He once declared: "I am so deeply rooted in the Cornish landscape that to go and carve in a city, in a forest, or among mountains, would so alter my vision that it would probably be impossible to work for a considerable time."
As fate would have it, he was to work in the New Forest to which he and his second wife Juanita travelled from St Ives in a horse-drawn caravan, which is described in his book, Dromengro. He wrote a number of titles, including a biography of Alfred Wallis, I Am Lazarus, Jonah's Dream, The Pride Of The Peacock and Amergin, but the one he will always be remembered for was his controversial The Dark Monarch from 1962. A book which he lifted the lid off Cuckoo Town (St Ives) and its arty nestlings, it caused a storm which would have blown away lesser authors.

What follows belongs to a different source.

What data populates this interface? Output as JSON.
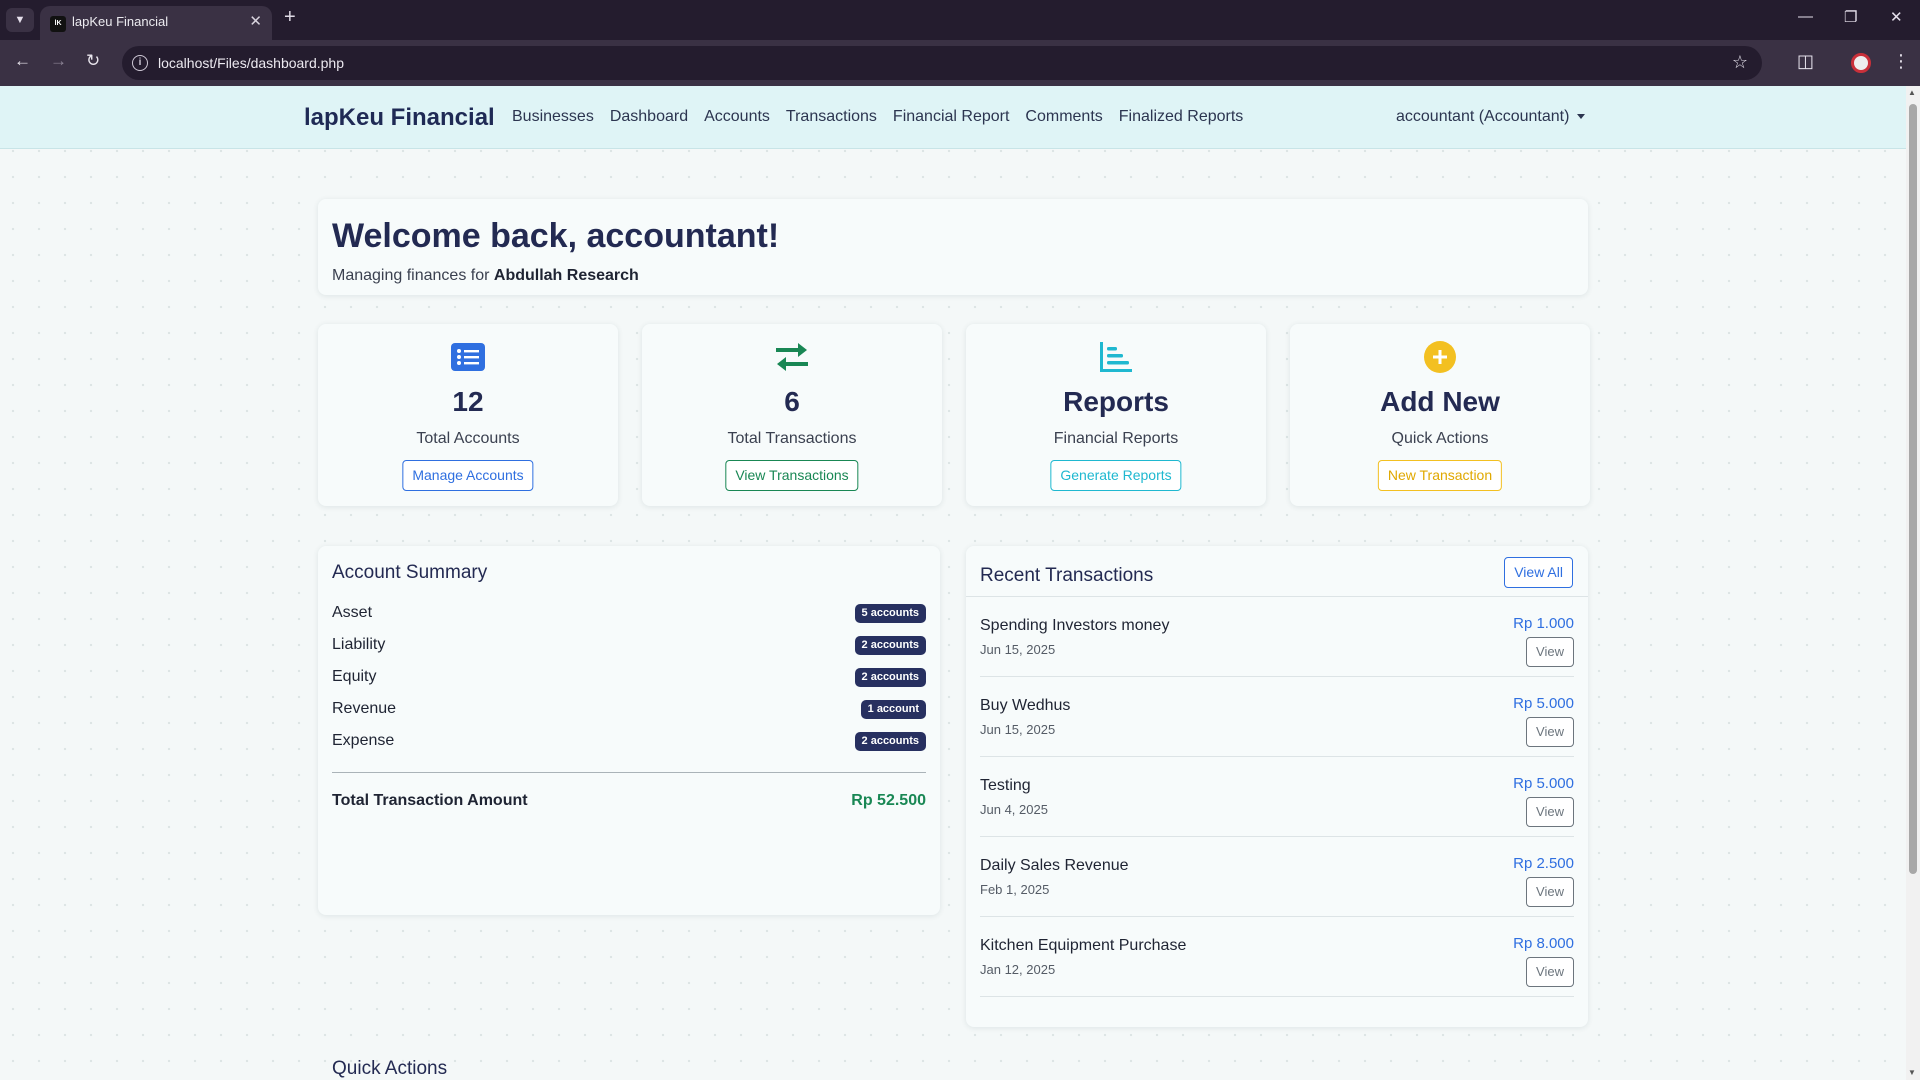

It ruined him financially and haunted him for the rest of his life.
While the 60 drawings and paintings in this exhibition are stunning, as good as he was with brush or pen, it is as a sculptor that, for me at least, he was at his very best.
Speaking about his work he once said: "Each time a new idea thunders down, like a wounded yak, I tremble with fear and excitement – another adventure has begun."
From Timeless Man and Lovers to Sleeping Man and Greyhound, there are several of his sculptural adventures here and they steal the show, which is one big adventure.